Data records for software interfaces:
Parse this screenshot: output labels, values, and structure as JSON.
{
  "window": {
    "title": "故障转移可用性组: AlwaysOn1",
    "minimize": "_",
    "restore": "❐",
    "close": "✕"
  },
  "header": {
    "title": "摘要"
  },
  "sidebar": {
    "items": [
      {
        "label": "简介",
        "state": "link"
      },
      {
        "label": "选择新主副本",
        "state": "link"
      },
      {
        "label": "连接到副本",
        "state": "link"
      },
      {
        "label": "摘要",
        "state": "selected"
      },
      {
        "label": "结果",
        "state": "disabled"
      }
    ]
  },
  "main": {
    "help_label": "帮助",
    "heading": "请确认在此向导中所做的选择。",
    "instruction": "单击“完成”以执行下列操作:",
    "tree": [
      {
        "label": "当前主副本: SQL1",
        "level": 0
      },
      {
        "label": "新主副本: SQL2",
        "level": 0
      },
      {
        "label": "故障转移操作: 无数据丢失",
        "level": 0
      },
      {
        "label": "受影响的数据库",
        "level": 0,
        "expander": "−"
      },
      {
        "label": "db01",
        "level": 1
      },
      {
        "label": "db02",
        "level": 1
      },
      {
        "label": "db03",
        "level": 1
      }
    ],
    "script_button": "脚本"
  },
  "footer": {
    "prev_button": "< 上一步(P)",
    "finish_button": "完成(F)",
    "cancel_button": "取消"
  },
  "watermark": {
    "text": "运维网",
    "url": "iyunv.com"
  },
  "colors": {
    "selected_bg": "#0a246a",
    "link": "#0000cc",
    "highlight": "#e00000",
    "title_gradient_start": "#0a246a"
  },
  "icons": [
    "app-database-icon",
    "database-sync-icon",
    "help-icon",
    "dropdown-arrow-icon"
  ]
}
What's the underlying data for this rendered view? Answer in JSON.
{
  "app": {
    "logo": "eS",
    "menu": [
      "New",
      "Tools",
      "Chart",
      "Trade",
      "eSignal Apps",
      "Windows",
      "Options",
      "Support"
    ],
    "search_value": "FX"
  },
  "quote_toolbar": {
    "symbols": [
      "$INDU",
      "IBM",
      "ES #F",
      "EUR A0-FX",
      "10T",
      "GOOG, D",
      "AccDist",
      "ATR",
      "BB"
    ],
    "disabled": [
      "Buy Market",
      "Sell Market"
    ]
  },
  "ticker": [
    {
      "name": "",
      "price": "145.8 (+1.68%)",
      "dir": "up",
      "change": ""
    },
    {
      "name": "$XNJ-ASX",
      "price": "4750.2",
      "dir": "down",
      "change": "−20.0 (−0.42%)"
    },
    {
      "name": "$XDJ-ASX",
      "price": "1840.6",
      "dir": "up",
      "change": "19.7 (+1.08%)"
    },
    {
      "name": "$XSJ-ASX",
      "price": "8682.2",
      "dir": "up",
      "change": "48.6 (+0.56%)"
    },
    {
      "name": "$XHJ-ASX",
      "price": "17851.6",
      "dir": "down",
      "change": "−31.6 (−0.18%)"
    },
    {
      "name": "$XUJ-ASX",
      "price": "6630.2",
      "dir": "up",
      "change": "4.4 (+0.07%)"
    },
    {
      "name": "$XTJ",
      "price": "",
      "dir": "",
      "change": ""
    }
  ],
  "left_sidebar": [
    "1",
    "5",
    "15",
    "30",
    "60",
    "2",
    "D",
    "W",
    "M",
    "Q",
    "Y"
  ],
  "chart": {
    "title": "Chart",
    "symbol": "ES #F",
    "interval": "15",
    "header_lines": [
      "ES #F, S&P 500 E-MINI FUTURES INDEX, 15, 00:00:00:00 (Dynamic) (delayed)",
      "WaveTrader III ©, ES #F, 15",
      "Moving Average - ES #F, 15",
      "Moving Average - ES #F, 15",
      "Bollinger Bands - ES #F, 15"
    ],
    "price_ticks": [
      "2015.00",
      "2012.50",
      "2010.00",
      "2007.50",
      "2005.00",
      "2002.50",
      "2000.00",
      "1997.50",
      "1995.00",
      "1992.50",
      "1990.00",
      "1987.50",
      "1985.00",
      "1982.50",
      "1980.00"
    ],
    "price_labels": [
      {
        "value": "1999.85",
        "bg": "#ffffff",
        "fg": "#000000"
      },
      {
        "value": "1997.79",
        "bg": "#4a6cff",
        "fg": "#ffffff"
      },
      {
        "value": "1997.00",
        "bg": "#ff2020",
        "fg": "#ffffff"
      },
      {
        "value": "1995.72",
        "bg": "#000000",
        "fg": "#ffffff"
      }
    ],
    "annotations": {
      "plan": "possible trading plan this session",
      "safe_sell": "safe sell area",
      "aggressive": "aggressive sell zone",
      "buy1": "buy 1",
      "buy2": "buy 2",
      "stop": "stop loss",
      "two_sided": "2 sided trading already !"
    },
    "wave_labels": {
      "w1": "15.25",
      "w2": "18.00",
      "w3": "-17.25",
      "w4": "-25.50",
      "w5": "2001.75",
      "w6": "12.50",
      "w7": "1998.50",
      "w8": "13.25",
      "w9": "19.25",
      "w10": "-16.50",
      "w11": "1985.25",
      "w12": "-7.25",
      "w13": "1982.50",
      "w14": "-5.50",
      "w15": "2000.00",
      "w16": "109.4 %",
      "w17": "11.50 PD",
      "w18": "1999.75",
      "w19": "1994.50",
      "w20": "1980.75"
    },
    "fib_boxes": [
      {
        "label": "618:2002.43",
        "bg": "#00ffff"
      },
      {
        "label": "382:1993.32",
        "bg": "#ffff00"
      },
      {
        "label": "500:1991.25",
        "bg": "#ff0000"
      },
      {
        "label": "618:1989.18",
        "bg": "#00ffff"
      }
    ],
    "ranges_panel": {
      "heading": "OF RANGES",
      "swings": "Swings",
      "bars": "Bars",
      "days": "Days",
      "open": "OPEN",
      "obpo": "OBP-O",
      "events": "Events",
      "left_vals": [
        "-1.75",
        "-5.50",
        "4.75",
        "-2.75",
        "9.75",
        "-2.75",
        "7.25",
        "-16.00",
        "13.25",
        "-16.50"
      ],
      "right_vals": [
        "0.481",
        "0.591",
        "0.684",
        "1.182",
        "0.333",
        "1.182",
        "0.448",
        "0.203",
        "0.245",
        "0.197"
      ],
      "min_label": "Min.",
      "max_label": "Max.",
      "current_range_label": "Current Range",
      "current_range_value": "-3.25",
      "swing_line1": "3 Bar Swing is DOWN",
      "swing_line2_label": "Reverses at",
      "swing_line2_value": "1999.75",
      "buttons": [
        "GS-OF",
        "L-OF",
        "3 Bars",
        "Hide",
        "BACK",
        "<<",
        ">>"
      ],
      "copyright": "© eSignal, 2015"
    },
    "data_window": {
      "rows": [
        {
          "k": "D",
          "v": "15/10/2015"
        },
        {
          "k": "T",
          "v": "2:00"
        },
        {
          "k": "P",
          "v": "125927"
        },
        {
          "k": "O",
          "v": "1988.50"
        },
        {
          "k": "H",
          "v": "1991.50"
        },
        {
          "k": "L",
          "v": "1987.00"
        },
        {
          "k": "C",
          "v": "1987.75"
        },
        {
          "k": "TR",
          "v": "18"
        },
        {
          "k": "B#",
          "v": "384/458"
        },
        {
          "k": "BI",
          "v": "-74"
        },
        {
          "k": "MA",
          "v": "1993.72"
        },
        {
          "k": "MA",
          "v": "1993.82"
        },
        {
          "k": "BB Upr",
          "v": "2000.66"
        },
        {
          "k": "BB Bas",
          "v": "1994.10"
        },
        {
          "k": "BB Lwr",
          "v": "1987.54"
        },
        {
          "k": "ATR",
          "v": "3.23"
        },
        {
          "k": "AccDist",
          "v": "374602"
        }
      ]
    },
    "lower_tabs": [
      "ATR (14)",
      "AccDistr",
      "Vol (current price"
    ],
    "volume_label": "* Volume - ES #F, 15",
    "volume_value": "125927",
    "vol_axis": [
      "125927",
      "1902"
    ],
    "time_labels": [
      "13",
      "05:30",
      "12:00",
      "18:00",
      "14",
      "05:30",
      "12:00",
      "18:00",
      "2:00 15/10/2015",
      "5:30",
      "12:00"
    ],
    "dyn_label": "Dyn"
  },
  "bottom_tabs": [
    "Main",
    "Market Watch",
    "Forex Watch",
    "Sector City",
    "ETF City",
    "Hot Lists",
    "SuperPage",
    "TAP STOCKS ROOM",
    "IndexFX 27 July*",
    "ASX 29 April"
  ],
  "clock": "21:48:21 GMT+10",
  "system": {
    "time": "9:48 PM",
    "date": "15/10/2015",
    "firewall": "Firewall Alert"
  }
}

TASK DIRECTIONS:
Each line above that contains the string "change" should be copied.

RESULT:
      "change": ""
      "change": "−20.0 (−0.42%)"
      "change": "19.7 (+1.08%)"
      "change": "48.6 (+0.56%)"
      "change": "−31.6 (−0.18%)"
      "change": "4.4 (+0.07%)"
      "change": ""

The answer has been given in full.